*WHAT IS REQUIRED*. Scan the listing below and copy each line holding the word "auswählen".

START DATA FOR THIS TASK

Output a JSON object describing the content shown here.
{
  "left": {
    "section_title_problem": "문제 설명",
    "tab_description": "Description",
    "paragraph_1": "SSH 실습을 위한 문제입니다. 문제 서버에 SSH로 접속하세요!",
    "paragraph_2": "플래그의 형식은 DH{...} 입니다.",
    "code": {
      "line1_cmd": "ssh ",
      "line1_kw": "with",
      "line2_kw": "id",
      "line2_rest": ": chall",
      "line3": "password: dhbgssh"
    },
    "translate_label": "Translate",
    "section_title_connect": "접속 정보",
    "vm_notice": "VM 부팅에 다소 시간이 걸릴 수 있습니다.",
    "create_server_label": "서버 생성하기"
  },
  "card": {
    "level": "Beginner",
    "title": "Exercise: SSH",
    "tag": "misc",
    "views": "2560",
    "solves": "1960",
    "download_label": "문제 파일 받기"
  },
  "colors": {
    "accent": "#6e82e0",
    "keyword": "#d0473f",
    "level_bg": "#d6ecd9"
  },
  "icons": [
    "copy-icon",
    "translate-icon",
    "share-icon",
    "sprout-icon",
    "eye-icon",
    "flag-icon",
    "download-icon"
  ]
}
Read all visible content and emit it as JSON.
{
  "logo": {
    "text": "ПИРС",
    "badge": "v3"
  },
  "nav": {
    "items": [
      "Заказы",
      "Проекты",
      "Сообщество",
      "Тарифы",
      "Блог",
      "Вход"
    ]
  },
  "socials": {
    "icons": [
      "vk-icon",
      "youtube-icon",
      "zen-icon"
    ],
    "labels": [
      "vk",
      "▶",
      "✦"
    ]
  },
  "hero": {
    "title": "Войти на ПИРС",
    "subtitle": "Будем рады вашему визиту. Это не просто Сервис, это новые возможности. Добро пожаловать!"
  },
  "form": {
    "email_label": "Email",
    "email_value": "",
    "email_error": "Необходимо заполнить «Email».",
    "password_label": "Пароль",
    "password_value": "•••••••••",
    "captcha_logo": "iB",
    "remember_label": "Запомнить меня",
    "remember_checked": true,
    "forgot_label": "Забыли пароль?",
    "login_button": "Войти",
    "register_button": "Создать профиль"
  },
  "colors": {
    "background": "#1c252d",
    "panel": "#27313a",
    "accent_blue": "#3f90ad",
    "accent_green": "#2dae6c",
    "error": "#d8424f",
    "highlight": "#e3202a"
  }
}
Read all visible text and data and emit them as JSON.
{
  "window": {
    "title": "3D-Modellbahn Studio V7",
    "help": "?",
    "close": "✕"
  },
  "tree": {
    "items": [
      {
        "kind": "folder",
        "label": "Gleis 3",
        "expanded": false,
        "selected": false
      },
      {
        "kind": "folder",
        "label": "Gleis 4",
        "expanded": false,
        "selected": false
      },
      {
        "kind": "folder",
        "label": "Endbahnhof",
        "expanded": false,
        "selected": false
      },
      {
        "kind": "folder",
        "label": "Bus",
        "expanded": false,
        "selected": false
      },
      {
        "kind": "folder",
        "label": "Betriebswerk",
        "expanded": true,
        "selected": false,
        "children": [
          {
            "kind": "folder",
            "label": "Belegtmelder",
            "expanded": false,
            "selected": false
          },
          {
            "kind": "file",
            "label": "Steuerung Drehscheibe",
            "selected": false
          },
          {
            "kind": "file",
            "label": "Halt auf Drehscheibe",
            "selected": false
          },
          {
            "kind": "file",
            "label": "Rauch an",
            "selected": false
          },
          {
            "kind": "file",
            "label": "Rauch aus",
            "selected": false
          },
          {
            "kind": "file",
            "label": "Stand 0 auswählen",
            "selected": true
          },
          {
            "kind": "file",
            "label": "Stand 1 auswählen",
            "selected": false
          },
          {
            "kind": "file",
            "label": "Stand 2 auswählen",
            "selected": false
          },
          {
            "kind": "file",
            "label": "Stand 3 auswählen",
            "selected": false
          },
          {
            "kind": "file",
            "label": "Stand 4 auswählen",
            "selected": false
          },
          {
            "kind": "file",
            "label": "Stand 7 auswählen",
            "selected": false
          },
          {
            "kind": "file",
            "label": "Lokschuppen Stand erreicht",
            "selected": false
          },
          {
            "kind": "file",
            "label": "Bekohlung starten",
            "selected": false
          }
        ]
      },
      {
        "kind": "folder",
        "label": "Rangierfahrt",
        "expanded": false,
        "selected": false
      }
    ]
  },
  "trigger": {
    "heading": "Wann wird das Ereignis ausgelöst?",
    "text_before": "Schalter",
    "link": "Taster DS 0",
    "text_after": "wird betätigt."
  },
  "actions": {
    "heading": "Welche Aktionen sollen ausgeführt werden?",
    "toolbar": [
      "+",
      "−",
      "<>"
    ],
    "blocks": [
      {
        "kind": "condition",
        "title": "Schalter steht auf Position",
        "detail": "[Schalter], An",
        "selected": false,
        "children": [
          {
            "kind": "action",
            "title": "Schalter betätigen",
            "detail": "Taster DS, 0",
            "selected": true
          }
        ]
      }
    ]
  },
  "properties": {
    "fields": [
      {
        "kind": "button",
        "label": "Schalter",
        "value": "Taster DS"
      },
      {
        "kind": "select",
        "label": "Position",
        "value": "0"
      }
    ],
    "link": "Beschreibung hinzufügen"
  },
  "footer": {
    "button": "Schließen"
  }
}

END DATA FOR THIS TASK

*ANSWER*.
            "label": "Stand 0 auswählen",
            "label": "Stand 1 auswählen",
            "label": "Stand 2 auswählen",
            "label": "Stand 3 auswählen",
            "label": "Stand 4 auswählen",
            "label": "Stand 7 auswählen",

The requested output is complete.